New BART inspector general starts in August

BART has hired a new inspector general to oversee the transit agency's operations, including its police force, maintenance department and customer relations division.

Gov. Gavin Newsom last month appointed Harriett Richardson to the job, about a year after Bay Area voters approved a measure calling for an inspector general to plan, direct, and manage the independent oversight of all BART activities and operations. 

She starts in August.

Under the job, Richardson can conduct independent audits and investigations and provide findings to BART's Board of Directors, the California State Legislature, and the public. This is to ensure the effective use of resources and compliance with federal and state laws.  
"The appointment of Ms. Richardson as BART's new inspector general helps BART reach a new level of transparency and accountability to the riding public and the taxpayers who fund the cost of BART infrastructure and operations," said BART Board District 1 Director Debora Allen.

Richardson brings almost 30 years of experience conducting independent management reviews and audits, most recently as Palo Alto's city auditor  She has also served as the audit director for the city of San Francisco and the audit manager/deputy director for the city of Berkeley,

Richardson said she will not report to BART management but has their full support. 

"It helps you know that they've got your back and you're gonna have their back with the types of things you're looking at," said Richardson.
Richardson added:  "I'm coming in from the outside. So, I have no obligation,  (no) previous obligation to anyone in BART. (The job is) completely independent. The way that position was selected was to ensure that independence." 

All departments, including BART Police, are within Richardson's oversight.

"I've audited police functions in the past. So it is like its own city in that it has typical function that you'd see in a city, You know, procurement, HR, maintenance functions," said Richardson.

She will also consult with BART customers. "And sometimes it means asking the riders, you know, what do you like about BART? What bothers you? What things do you think would make you stop riding BART?" she said. 

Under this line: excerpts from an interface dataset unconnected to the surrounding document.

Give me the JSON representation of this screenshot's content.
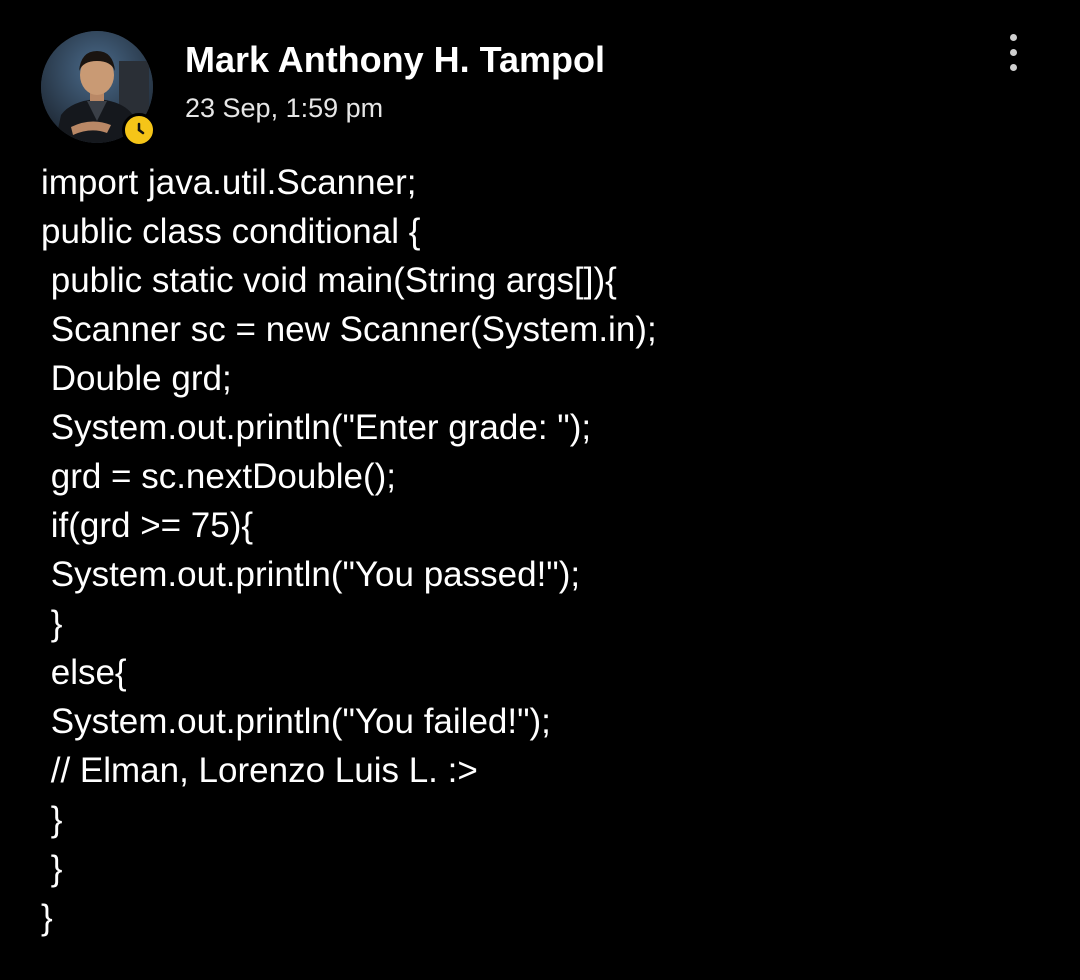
{
  "post": {
    "author": "Mark Anthony H. Tampol",
    "timestamp": "23 Sep, 1:59 pm",
    "avatar_icon": "user-photo",
    "status_icon": "clock-icon",
    "menu_icon": "more-vertical-icon",
    "lines": [
      "import java.util.Scanner;",
      "public class conditional {",
      " public static void main(String args[]){",
      " Scanner sc = new Scanner(System.in);",
      " Double grd;",
      " System.out.println(\"Enter grade: \");",
      " grd = sc.nextDouble();",
      " if(grd >= 75){",
      " System.out.println(\"You passed!\");",
      " }",
      " else{",
      " System.out.println(\"You failed!\");",
      " // Elman, Lorenzo Luis L. :>",
      " }",
      " }",
      "}"
    ]
  },
  "colors": {
    "background": "#000000",
    "text": "#ffffff",
    "status_badge": "#f5c518"
  }
}
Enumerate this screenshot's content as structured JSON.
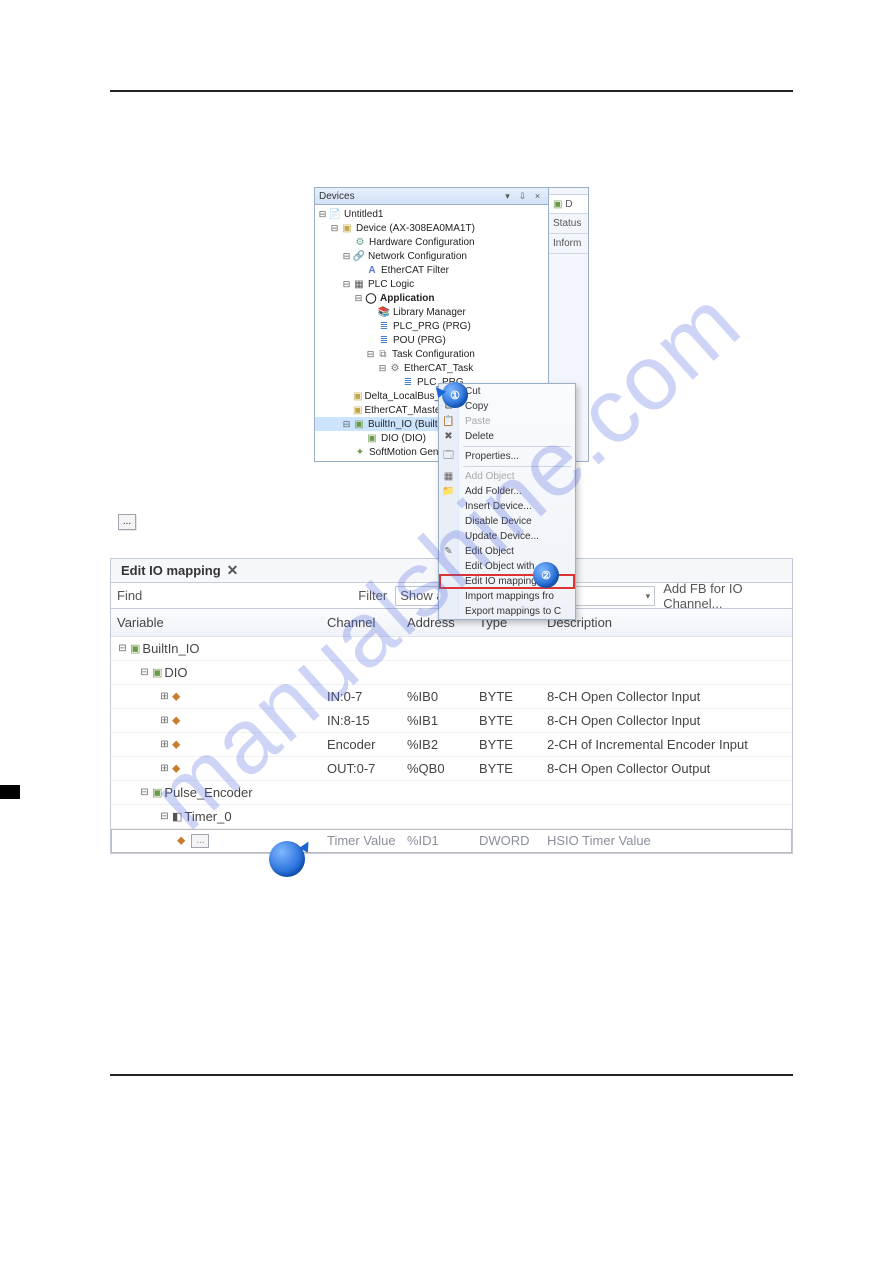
{
  "watermark": "manualshine.com",
  "devices_pane": {
    "title": "Devices",
    "ctrl_dropdown": "▾",
    "ctrl_pin": "⇩",
    "ctrl_close": "×",
    "tree": {
      "project": "Untitled1",
      "device": "Device (AX-308EA0MA1T)",
      "hardware_conf": "Hardware Configuration",
      "network_conf": "Network Configuration",
      "ethercat_filter": "EtherCAT Filter",
      "plc_logic": "PLC Logic",
      "application": "Application",
      "library_manager": "Library Manager",
      "plc_prg": "PLC_PRG (PRG)",
      "pou": "POU (PRG)",
      "task_conf": "Task Configuration",
      "ethercat_task": "EtherCAT_Task",
      "task_plc_prg": "PLC_PRG",
      "delta_localbus": "Delta_LocalBus_Master (Delta LocalBus Master)",
      "ecat_master_sm": "EtherCAT_Master_SoftMotion (EtherCAT Master SoftMotion)",
      "builtin_io": "BuiltIn_IO (BuiltIn_IO)",
      "dio": "DIO (DIO)",
      "sm_pool": "SoftMotion General Axis Pool"
    }
  },
  "side_tabs": {
    "tab0": "D",
    "tab1": "Status",
    "tab2": "Inform"
  },
  "ctx": {
    "cut": "Cut",
    "copy": "Copy",
    "paste": "Paste",
    "delete": "Delete",
    "properties": "Properties...",
    "add_object": "Add Object",
    "add_folder": "Add Folder...",
    "insert_device": "Insert Device...",
    "disable_device": "Disable Device",
    "update_device": "Update Device...",
    "edit_object": "Edit Object",
    "edit_object_with": "Edit Object with...",
    "edit_io_mapping": "Edit IO mapping",
    "import_mappings": "Import mappings fro",
    "export_mappings": "Export mappings to C"
  },
  "mouse_badges": {
    "b1": "①",
    "b2": "②"
  },
  "mid": {
    "dots": "..."
  },
  "iomap": {
    "tab_title": "Edit IO mapping",
    "tab_close": "✕",
    "find_label": "Find",
    "filter_label": "Filter",
    "filter_value": "Show all",
    "filter_caret": "▾",
    "add_fb": "Add FB for IO Channel...",
    "headers": {
      "variable": "Variable",
      "channel": "Channel",
      "address": "Address",
      "type": "Type",
      "description": "Description"
    },
    "rows": {
      "builtin": "BuiltIn_IO",
      "dio": "DIO",
      "r0": {
        "channel": "IN:0-7",
        "address": "%IB0",
        "type": "BYTE",
        "desc": "8-CH Open Collector Input"
      },
      "r1": {
        "channel": "IN:8-15",
        "address": "%IB1",
        "type": "BYTE",
        "desc": "8-CH Open Collector Input"
      },
      "r2": {
        "channel": "Encoder",
        "address": "%IB2",
        "type": "BYTE",
        "desc": "2-CH of Incremental Encoder Input"
      },
      "r3": {
        "channel": "OUT:0-7",
        "address": "%QB0",
        "type": "BYTE",
        "desc": "8-CH Open Collector Output"
      },
      "pulse_enc": "Pulse_Encoder",
      "timer0": "Timer_0",
      "r4": {
        "channel": "Timer Value",
        "address": "%ID1",
        "type": "DWORD",
        "desc": "HSIO Timer Value"
      }
    },
    "dots_inline": "..."
  }
}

Richardson added that she also plans to set up an employee hotline to report abuse, waste and fraud.